**Problem details**.
What lines below mention the word "Spiele"? Copy each one.

**Records**.

######

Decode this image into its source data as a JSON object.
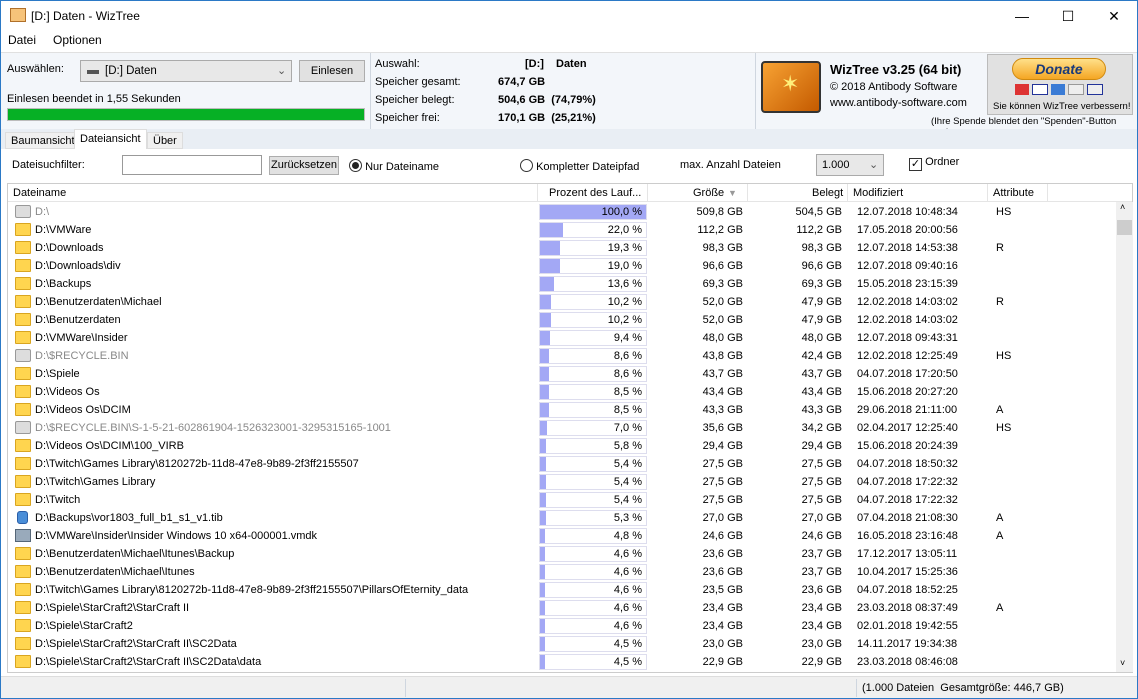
{
  "window": {
    "title": "[D:] Daten  - WizTree",
    "minimize": "—",
    "maximize": "☐",
    "close": "✕"
  },
  "menu": [
    "Datei",
    "Optionen"
  ],
  "selector": {
    "label": "Auswählen:",
    "drive": "[D:] Daten",
    "scan_button": "Einlesen",
    "status": "Einlesen beendet in 1,55 Sekunden",
    "progress_percent": 100
  },
  "summary": {
    "selection_label": "Auswahl:",
    "selection_drive": "[D:]",
    "selection_name": "Daten",
    "total_label": "Speicher gesamt:",
    "total": "674,7 GB",
    "used_label": "Speicher belegt:",
    "used": "504,6 GB  (74,79%)",
    "free_label": "Speicher frei:",
    "free": "170,1 GB  (25,21%)"
  },
  "about": {
    "name": "WizTree v3.25 (64 bit)",
    "copyright": "© 2018 Antibody Software",
    "url": "www.antibody-software.com",
    "donate": "Donate",
    "donate_text": "Sie können WizTree verbessern!",
    "donate_note": "(Ihre Spende blendet den \"Spenden\"-Button aus)"
  },
  "tabs": [
    "Baumansicht",
    "Dateiansicht",
    "Über"
  ],
  "active_tab": 1,
  "filter": {
    "label": "Dateisuchfilter:",
    "value": "",
    "reset": "Zurücksetzen",
    "opt_name": "Nur Dateiname",
    "opt_path": "Kompletter Dateipfad",
    "max_label": "max. Anzahl Dateien",
    "max_value": "1.000",
    "folders_label": "Ordner",
    "folders_checked": true
  },
  "columns": [
    "Dateiname",
    "Prozent des Lauf...",
    "Größe",
    "Belegt",
    "Modifiziert",
    "Attribute"
  ],
  "rows": [
    {
      "icon": "sys",
      "name": "D:\\",
      "pct": "100,0 %",
      "p": 100,
      "size": "509,8 GB",
      "used": "504,5 GB",
      "mod": "12.07.2018 10:48:34",
      "attr": "HS"
    },
    {
      "icon": "folder",
      "name": "D:\\VMWare",
      "pct": "22,0 %",
      "p": 22,
      "size": "112,2 GB",
      "used": "112,2 GB",
      "mod": "17.05.2018 20:00:56",
      "attr": ""
    },
    {
      "icon": "folder",
      "name": "D:\\Downloads",
      "pct": "19,3 %",
      "p": 19.3,
      "size": "98,3 GB",
      "used": "98,3 GB",
      "mod": "12.07.2018 14:53:38",
      "attr": "R"
    },
    {
      "icon": "folder",
      "name": "D:\\Downloads\\div",
      "pct": "19,0 %",
      "p": 19,
      "size": "96,6 GB",
      "used": "96,6 GB",
      "mod": "12.07.2018 09:40:16",
      "attr": ""
    },
    {
      "icon": "folder",
      "name": "D:\\Backups",
      "pct": "13,6 %",
      "p": 13.6,
      "size": "69,3 GB",
      "used": "69,3 GB",
      "mod": "15.05.2018 23:15:39",
      "attr": ""
    },
    {
      "icon": "folder",
      "name": "D:\\Benutzerdaten\\Michael",
      "pct": "10,2 %",
      "p": 10.2,
      "size": "52,0 GB",
      "used": "47,9 GB",
      "mod": "12.02.2018 14:03:02",
      "attr": "R"
    },
    {
      "icon": "folder",
      "name": "D:\\Benutzerdaten",
      "pct": "10,2 %",
      "p": 10.2,
      "size": "52,0 GB",
      "used": "47,9 GB",
      "mod": "12.02.2018 14:03:02",
      "attr": ""
    },
    {
      "icon": "folder",
      "name": "D:\\VMWare\\Insider",
      "pct": "9,4 %",
      "p": 9.4,
      "size": "48,0 GB",
      "used": "48,0 GB",
      "mod": "12.07.2018 09:43:31",
      "attr": ""
    },
    {
      "icon": "sys",
      "name": "D:\\$RECYCLE.BIN",
      "pct": "8,6 %",
      "p": 8.6,
      "size": "43,8 GB",
      "used": "42,4 GB",
      "mod": "12.02.2018 12:25:49",
      "attr": "HS"
    },
    {
      "icon": "folder",
      "name": "D:\\Spiele",
      "pct": "8,6 %",
      "p": 8.6,
      "size": "43,7 GB",
      "used": "43,7 GB",
      "mod": "04.07.2018 17:20:50",
      "attr": ""
    },
    {
      "icon": "folder",
      "name": "D:\\Videos Os",
      "pct": "8,5 %",
      "p": 8.5,
      "size": "43,4 GB",
      "used": "43,4 GB",
      "mod": "15.06.2018 20:27:20",
      "attr": ""
    },
    {
      "icon": "folder",
      "name": "D:\\Videos Os\\DCIM",
      "pct": "8,5 %",
      "p": 8.5,
      "size": "43,3 GB",
      "used": "43,3 GB",
      "mod": "29.06.2018 21:11:00",
      "attr": "A"
    },
    {
      "icon": "sys",
      "name": "D:\\$RECYCLE.BIN\\S-1-5-21-602861904-1526323001-3295315165-1001",
      "pct": "7,0 %",
      "p": 7,
      "size": "35,6 GB",
      "used": "34,2 GB",
      "mod": "02.04.2017 12:25:40",
      "attr": "HS"
    },
    {
      "icon": "folder",
      "name": "D:\\Videos Os\\DCIM\\100_VIRB",
      "pct": "5,8 %",
      "p": 5.8,
      "size": "29,4 GB",
      "used": "29,4 GB",
      "mod": "15.06.2018 20:24:39",
      "attr": ""
    },
    {
      "icon": "folder",
      "name": "D:\\Twitch\\Games Library\\8120272b-11d8-47e8-9b89-2f3ff2155507",
      "pct": "5,4 %",
      "p": 5.4,
      "size": "27,5 GB",
      "used": "27,5 GB",
      "mod": "04.07.2018 18:50:32",
      "attr": ""
    },
    {
      "icon": "folder",
      "name": "D:\\Twitch\\Games Library",
      "pct": "5,4 %",
      "p": 5.4,
      "size": "27,5 GB",
      "used": "27,5 GB",
      "mod": "04.07.2018 17:22:32",
      "attr": ""
    },
    {
      "icon": "folder",
      "name": "D:\\Twitch",
      "pct": "5,4 %",
      "p": 5.4,
      "size": "27,5 GB",
      "used": "27,5 GB",
      "mod": "04.07.2018 17:22:32",
      "attr": ""
    },
    {
      "icon": "tib",
      "name": "D:\\Backups\\vor1803_full_b1_s1_v1.tib",
      "pct": "5,3 %",
      "p": 5.3,
      "size": "27,0 GB",
      "used": "27,0 GB",
      "mod": "07.04.2018 21:08:30",
      "attr": "A"
    },
    {
      "icon": "vmdk",
      "name": "D:\\VMWare\\Insider\\Insider Windows 10 x64-000001.vmdk",
      "pct": "4,8 %",
      "p": 4.8,
      "size": "24,6 GB",
      "used": "24,6 GB",
      "mod": "16.05.2018 23:16:48",
      "attr": "A"
    },
    {
      "icon": "folder",
      "name": "D:\\Benutzerdaten\\Michael\\Itunes\\Backup",
      "pct": "4,6 %",
      "p": 4.6,
      "size": "23,6 GB",
      "used": "23,7 GB",
      "mod": "17.12.2017 13:05:11",
      "attr": ""
    },
    {
      "icon": "folder",
      "name": "D:\\Benutzerdaten\\Michael\\Itunes",
      "pct": "4,6 %",
      "p": 4.6,
      "size": "23,6 GB",
      "used": "23,7 GB",
      "mod": "10.04.2017 15:25:36",
      "attr": ""
    },
    {
      "icon": "folder",
      "name": "D:\\Twitch\\Games Library\\8120272b-11d8-47e8-9b89-2f3ff2155507\\PillarsOfEternity_data",
      "pct": "4,6 %",
      "p": 4.6,
      "size": "23,5 GB",
      "used": "23,6 GB",
      "mod": "04.07.2018 18:52:25",
      "attr": ""
    },
    {
      "icon": "folder",
      "name": "D:\\Spiele\\StarCraft2\\StarCraft II",
      "pct": "4,6 %",
      "p": 4.6,
      "size": "23,4 GB",
      "used": "23,4 GB",
      "mod": "23.03.2018 08:37:49",
      "attr": "A"
    },
    {
      "icon": "folder",
      "name": "D:\\Spiele\\StarCraft2",
      "pct": "4,6 %",
      "p": 4.6,
      "size": "23,4 GB",
      "used": "23,4 GB",
      "mod": "02.01.2018 19:42:55",
      "attr": ""
    },
    {
      "icon": "folder",
      "name": "D:\\Spiele\\StarCraft2\\StarCraft II\\SC2Data",
      "pct": "4,5 %",
      "p": 4.5,
      "size": "23,0 GB",
      "used": "23,0 GB",
      "mod": "14.11.2017 19:34:38",
      "attr": ""
    },
    {
      "icon": "folder",
      "name": "D:\\Spiele\\StarCraft2\\StarCraft II\\SC2Data\\data",
      "pct": "4,5 %",
      "p": 4.5,
      "size": "22,9 GB",
      "used": "22,9 GB",
      "mod": "23.03.2018 08:46:08",
      "attr": ""
    }
  ],
  "statusbar": "(1.000 Dateien  Gesamtgröße: 446,7 GB)",
  "colors": {
    "progress": "#06b025",
    "percent_bar": "#a3a8f5",
    "folder": "#ffd54f"
  }
}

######

**Solution to the problem**.
      "name": "D:\\Spiele",
      "name": "D:\\Spiele\\StarCraft2\\StarCraft II",
      "name": "D:\\Spiele\\StarCraft2",
      "name": "D:\\Spiele\\StarCraft2\\StarCraft II\\SC2Data",
      "name": "D:\\Spiele\\StarCraft2\\StarCraft II\\SC2Data\\data",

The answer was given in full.